Data protection: US privacy shield
The EU published the draft text of the much-anticipated “Privacy Shield” deal on 29 February. This was amended following criticisms and the revised text was formally adopted by the European Commission on 12 July 2016. Companies have been able to certify with the US Department of Commerce since 1 August 2016.
Following concerns about the February draft, in particular that it did not adequately remedy the problem of US authorities’ ability to collect EU citizens’ data in bulk, the adopted text contains amendments aimed at remedying concerns raised with the February draft and clarifying the scope of protection. These include stronger obligations on US companies to protect personal data, such as greater transparency, increased monitoring/compliance, and more explicit redress mechanisms. Other key elements include:
- the Privacy Shield will also apply to the three European Economic Area (EEA) states which are not part of the EU (Iceland, Lichtenstein, and Norway)
- US authorities will only be permitted to conduct bulk surveillance in exceptional circumstances, and that bulk collection must be “as targeted and focused” as possible
- there are now rules on data retention, meaning that US companies will be required to delete data they hold which becomes redundant for the purpose for which it was collected. Exceptions to this principle are limited
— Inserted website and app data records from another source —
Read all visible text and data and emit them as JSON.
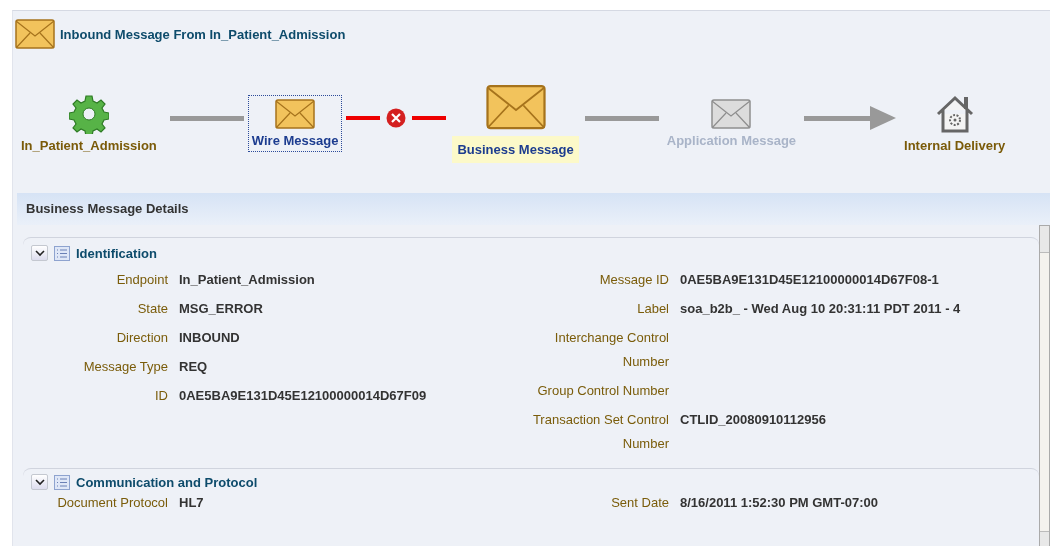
{
  "header": {
    "title": "Inbound Message From In_Patient_Admission"
  },
  "flow": [
    {
      "kind": "endpoint",
      "label": "In_Patient_Admission",
      "focused": false,
      "selected": false,
      "disabled": false
    },
    {
      "kind": "line"
    },
    {
      "kind": "message",
      "label": "Wire Message",
      "focused": true,
      "selected": false,
      "disabled": false
    },
    {
      "kind": "error"
    },
    {
      "kind": "message",
      "label": "Business Message",
      "focused": false,
      "selected": true,
      "disabled": false
    },
    {
      "kind": "line"
    },
    {
      "kind": "message",
      "label": "Application Message",
      "focused": false,
      "selected": false,
      "disabled": true
    },
    {
      "kind": "arrow"
    },
    {
      "kind": "delivery",
      "label": "Internal Delivery",
      "focused": false,
      "selected": false,
      "disabled": false
    }
  ],
  "details": {
    "title": "Business Message Details",
    "sections": [
      {
        "title": "Identification",
        "expanded": true,
        "left": [
          {
            "label": "Endpoint",
            "value": "In_Patient_Admission"
          },
          {
            "label": "State",
            "value": "MSG_ERROR"
          },
          {
            "label": "Direction",
            "value": "INBOUND"
          },
          {
            "label": "Message Type",
            "value": "REQ"
          },
          {
            "label": "ID",
            "value": "0AE5BA9E131D45E12100000014D67F09"
          }
        ],
        "right": [
          {
            "label": "Message ID",
            "value": "0AE5BA9E131D45E12100000014D67F08-1"
          },
          {
            "label": "Label",
            "value": "soa_b2b_ - Wed Aug 10 20:31:11 PDT 2011 - 4"
          },
          {
            "label": "Interchange Control Number"
          },
          {
            "label": "Group Control Number"
          },
          {
            "label": "Transaction Set Control Number",
            "value": "CTLID_20080910112956"
          }
        ]
      },
      {
        "title": "Communication and Protocol",
        "expanded": true,
        "left": [
          {
            "label": "Document Protocol",
            "value": "HL7"
          }
        ],
        "right": [
          {
            "label": "Sent Date",
            "value": "8/16/2011 1:52:30 PM GMT-07:00"
          }
        ]
      }
    ]
  }
}
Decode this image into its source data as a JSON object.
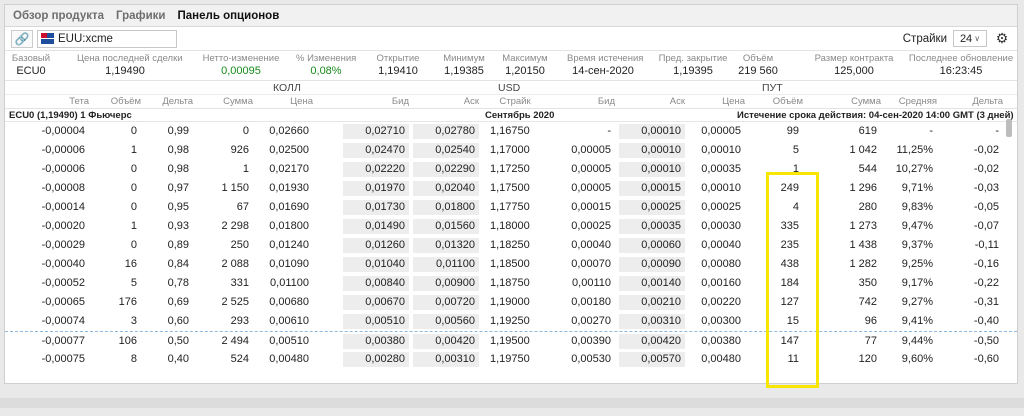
{
  "tabs": [
    "Обзор продукта",
    "Графики",
    "Панель опционов"
  ],
  "toolbar": {
    "symbol": "EUU:xcme",
    "strikes_label": "Страйки",
    "strikes_value": "24"
  },
  "summary": [
    {
      "label": "Базовый",
      "value": "ECU0"
    },
    {
      "label": "Цена последней сделки",
      "value": "1,19490"
    },
    {
      "label": "Нетто-изменение",
      "value": "0,00095",
      "color": "green"
    },
    {
      "label": "% Изменения",
      "value": "0,08%",
      "color": "green"
    },
    {
      "label": "Открытие",
      "value": "1,19410"
    },
    {
      "label": "Минимум",
      "value": "1,19385"
    },
    {
      "label": "Максимум",
      "value": "1,20150"
    },
    {
      "label": "Время истечения",
      "value": "14-сен-2020"
    },
    {
      "label": "Пред. закрытие",
      "value": "1,19395"
    },
    {
      "label": "Объём",
      "value": "219 560"
    },
    {
      "label": "Размер контракта",
      "value": "125,000"
    },
    {
      "label": "Последнее обновление",
      "value": "16:23:45"
    }
  ],
  "sections": {
    "call": "КОЛЛ",
    "currency": "USD",
    "put": "ПУТ"
  },
  "columns": [
    "Тета",
    "Объём",
    "Дельта",
    "Сумма",
    "Цена",
    "Бид",
    "Аск",
    "Страйк",
    "Бид",
    "Аск",
    "Цена",
    "Объём",
    "Сумма",
    "Средняя",
    "Дельта"
  ],
  "expiry": {
    "left": "ECU0 (1,19490) 1 Фьючерс",
    "center": "Сентябрь 2020",
    "right": "Истечение срока действия: 04-сен-2020 14:00 GMT (3 дней)"
  },
  "rows": [
    [
      "-0,00004",
      "0",
      "0,99",
      "0",
      "0,02660",
      "0,02710",
      "0,02780",
      "1,16750",
      "-",
      "0,00010",
      "0,00005",
      "99",
      "619",
      "-",
      "-"
    ],
    [
      "-0,00006",
      "1",
      "0,98",
      "926",
      "0,02500",
      "0,02470",
      "0,02540",
      "1,17000",
      "0,00005",
      "0,00010",
      "0,00010",
      "5",
      "1 042",
      "11,25%",
      "-0,02"
    ],
    [
      "-0,00006",
      "0",
      "0,98",
      "1",
      "0,02170",
      "0,02220",
      "0,02290",
      "1,17250",
      "0,00005",
      "0,00010",
      "0,00035",
      "1",
      "544",
      "10,27%",
      "-0,02"
    ],
    [
      "-0,00008",
      "0",
      "0,97",
      "1 150",
      "0,01930",
      "0,01970",
      "0,02040",
      "1,17500",
      "0,00005",
      "0,00015",
      "0,00010",
      "249",
      "1 296",
      "9,71%",
      "-0,03"
    ],
    [
      "-0,00014",
      "0",
      "0,95",
      "67",
      "0,01690",
      "0,01730",
      "0,01800",
      "1,17750",
      "0,00015",
      "0,00025",
      "0,00025",
      "4",
      "280",
      "9,83%",
      "-0,05"
    ],
    [
      "-0,00020",
      "1",
      "0,93",
      "2 298",
      "0,01800",
      "0,01490",
      "0,01560",
      "1,18000",
      "0,00025",
      "0,00035",
      "0,00030",
      "335",
      "1 273",
      "9,47%",
      "-0,07"
    ],
    [
      "-0,00029",
      "0",
      "0,89",
      "250",
      "0,01240",
      "0,01260",
      "0,01320",
      "1,18250",
      "0,00040",
      "0,00060",
      "0,00040",
      "235",
      "1 438",
      "9,37%",
      "-0,11"
    ],
    [
      "-0,00040",
      "16",
      "0,84",
      "2 088",
      "0,01090",
      "0,01040",
      "0,01100",
      "1,18500",
      "0,00070",
      "0,00090",
      "0,00080",
      "438",
      "1 282",
      "9,25%",
      "-0,16"
    ],
    [
      "-0,00052",
      "5",
      "0,78",
      "331",
      "0,01100",
      "0,00840",
      "0,00900",
      "1,18750",
      "0,00110",
      "0,00140",
      "0,00160",
      "184",
      "350",
      "9,17%",
      "-0,22"
    ],
    [
      "-0,00065",
      "176",
      "0,69",
      "2 525",
      "0,00680",
      "0,00670",
      "0,00720",
      "1,19000",
      "0,00180",
      "0,00210",
      "0,00220",
      "127",
      "742",
      "9,27%",
      "-0,31"
    ],
    [
      "-0,00074",
      "3",
      "0,60",
      "293",
      "0,00610",
      "0,00510",
      "0,00560",
      "1,19250",
      "0,00270",
      "0,00310",
      "0,00300",
      "15",
      "96",
      "9,41%",
      "-0,40"
    ],
    [
      "-0,00077",
      "106",
      "0,50",
      "2 494",
      "0,00510",
      "0,00380",
      "0,00420",
      "1,19500",
      "0,00390",
      "0,00420",
      "0,00380",
      "147",
      "77",
      "9,44%",
      "-0,50"
    ],
    [
      "-0,00075",
      "8",
      "0,40",
      "524",
      "0,00480",
      "0,00280",
      "0,00310",
      "1,19750",
      "0,00530",
      "0,00570",
      "0,00480",
      "11",
      "120",
      "9,60%",
      "-0,60"
    ]
  ]
}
- any contract between a Privacy Shield organisation and a third party organisation must require the third party organisation to inform the Privacy Shield organisation when it is no longer able to
meet the standards required under the Privacy Shield
- the US has agreed that the ombudsperson will be independent from US national security and intelligence services and will operate without interference from such organisations.
Why is this important?
Companies are once again allowed to lawfully transfer personal data from the EEA to US businesses (if they’re certified) without the complexity of a web of “Model Clauses” and/or the limited use of Binding Corporate Rules.
Any practical tips?
Don’t relax on international data transfers, just because the new Privacy Shield is now in place. On a practical level, even if the US party is newly certified, the data it processes will still be flowing beyond its corporate borders to third parties – and note that there is nothing on how third parties (who are not Privacy Shield certified) are meant to assess if they meet the standards or not (see fourth bullet above).
On a more general level, keep an eye on The Model Contract Clauses. The Irish Data Protection Commissioner recently referred (25 May 2016) questions on the adequacy of the Model Contract Clauses to the Irish Courts with the recommendation that the case is settled at the CJEU. Throw in the consequences of Brexit (eg will the UK be “white-listed, or have its own UK Privacy Shield?) and the foundations of international data transfers still feel relatively unstable.